It’s STEM Friday! (STEM is Science, Technology, Engineering, and Mathematics)

Site Meter Copyright © 2015 Sue Heavenrich All Rights Reserved.


1 Comment

From Butterfly Wings to…Display Technology

From Butterfly Wings to…Display Technology
(21st Century Skills Innovation Library: Innovations from Nature)
by Josh Gregory (Author)

Booktalk: Have you ever noticed that is it more difficult to read an electronic display screen when you are in bright sunlight? Find out how butterfly wings inspired the invention of new digital display technology that solves this problem.

Snippet: The development of this remarkable new technology began when an engineer named Mark Miles read an article about the way butterfly wings reflect the sunlight in a special way. This reflection is what creates the wings’ bright colors as the insect flutters through the air on a sunny day. Miles realized that this process could provide important clues that might help him create a better kind of display technology. He knew he would need to not only re-create the butterfly’s wing structure using available materials but also find a way to make his invention change colors on demand.

It’s STEM Friday! (STEM is Science, Technology, Engineering, and Mathematics)

Copyright © 2015 Anastasia Suen All Rights Reserved.
Site Meter


The Next Wave

Right in time for the 10th anniversary of the devastating Indian Ocean Tsunami, Elizabeth Rusch brings us a book about the potential for powerful waves to be useful in The Next Wave.

SITF Next Wave

Part of the amazing Scientists in the Field series, this title introduces the reader to research into converting the mechanical energy of ocean waves into electrical power. After showing how powerful waves can be, Rusch reveals the pioneering experiments by two young “Mikes” who design a clever device that uses water to run a turbine.

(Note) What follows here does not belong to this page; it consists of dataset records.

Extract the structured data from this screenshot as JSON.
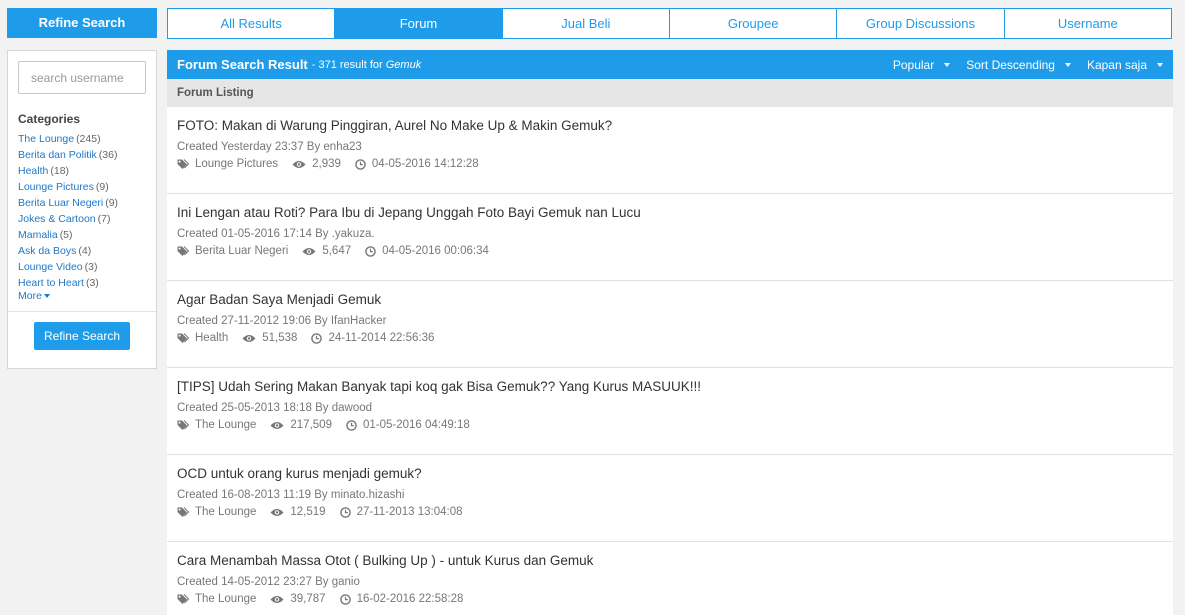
{
  "sidebar": {
    "header": "Refine Search",
    "search_placeholder": "search username",
    "categories_title": "Categories",
    "categories": [
      {
        "name": "The Lounge",
        "count": "(245)"
      },
      {
        "name": "Berita dan Politik",
        "count": "(36)"
      },
      {
        "name": "Health",
        "count": "(18)"
      },
      {
        "name": "Lounge Pictures",
        "count": "(9)"
      },
      {
        "name": "Berita Luar Negeri",
        "count": "(9)"
      },
      {
        "name": "Jokes & Cartoon",
        "count": "(7)"
      },
      {
        "name": "Mamalia",
        "count": "(5)"
      },
      {
        "name": "Ask da Boys",
        "count": "(4)"
      },
      {
        "name": "Lounge Video",
        "count": "(3)"
      },
      {
        "name": "Heart to Heart",
        "count": "(3)"
      }
    ],
    "more_label": "More",
    "refine_button": "Refine Search"
  },
  "tabs": [
    {
      "label": "All Results",
      "active": false
    },
    {
      "label": "Forum",
      "active": true
    },
    {
      "label": "Jual Beli",
      "active": false
    },
    {
      "label": "Groupee",
      "active": false
    },
    {
      "label": "Group Discussions",
      "active": false
    },
    {
      "label": "Username",
      "active": false
    }
  ],
  "result": {
    "title": "Forum Search Result",
    "count_text": "- 371 result for",
    "query": "Gemuk",
    "sorts": [
      "Popular",
      "Sort Descending",
      "Kapan saja"
    ]
  },
  "listing_header": "Forum Listing",
  "threads": [
    {
      "title": "FOTO: Makan di Warung Pinggiran, Aurel No Make Up & Makin Gemuk?",
      "created": "Created Yesterday 23:37 By enha23",
      "category": "Lounge Pictures",
      "views": "2,939",
      "last": "04-05-2016 14:12:28"
    },
    {
      "title": "Ini Lengan atau Roti? Para Ibu di Jepang Unggah Foto Bayi Gemuk nan Lucu",
      "created": "Created 01-05-2016 17:14 By .yakuza.",
      "category": "Berita Luar Negeri",
      "views": "5,647",
      "last": "04-05-2016 00:06:34"
    },
    {
      "title": "Agar Badan Saya Menjadi Gemuk",
      "created": "Created 27-11-2012 19:06 By IfanHacker",
      "category": "Health",
      "views": "51,538",
      "last": "24-11-2014 22:56:36"
    },
    {
      "title": "[TIPS] Udah Sering Makan Banyak tapi koq gak Bisa Gemuk?? Yang Kurus MASUUK!!!",
      "created": "Created 25-05-2013 18:18 By dawood",
      "category": "The Lounge",
      "views": "217,509",
      "last": "01-05-2016 04:49:18"
    },
    {
      "title": "OCD untuk orang kurus menjadi gemuk?",
      "created": "Created 16-08-2013 11:19 By minato.hizashi",
      "category": "The Lounge",
      "views": "12,519",
      "last": "27-11-2013 13:04:08"
    },
    {
      "title": "Cara Menambah Massa Otot ( Bulking Up ) - untuk Kurus dan Gemuk",
      "created": "Created 14-05-2012 23:27 By ganio",
      "category": "The Lounge",
      "views": "39,787",
      "last": "16-02-2016 22:58:28"
    }
  ]
}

…Rusch presents a balanced view and rightly points out that the full impact of using wave-energy harnessing devices is not fully known. It is possible the devices, depending on their design, might interfere with ocean wildlife. It is also possible the reduction of the force of waves could make changes in ocean currents and the nearby shoreline. The potential impacts of the devices are being monitored as closely as their ability to generate power.

You will definitely find The Next Wave useful for units on the ocean, energy and environmental studies, as well as to get up to speed on this surging new field.

We have a full review at Wrapped in Foil blog and suggestions for two related activities as Growing With Science.

STEM Friday

It’s STEM Friday! (STEM is Science, Technology, Engineering, and Mathematics)

Site Meter Copyright © 2015 Roberta Gibson at Growing with Science All Rights Reserved.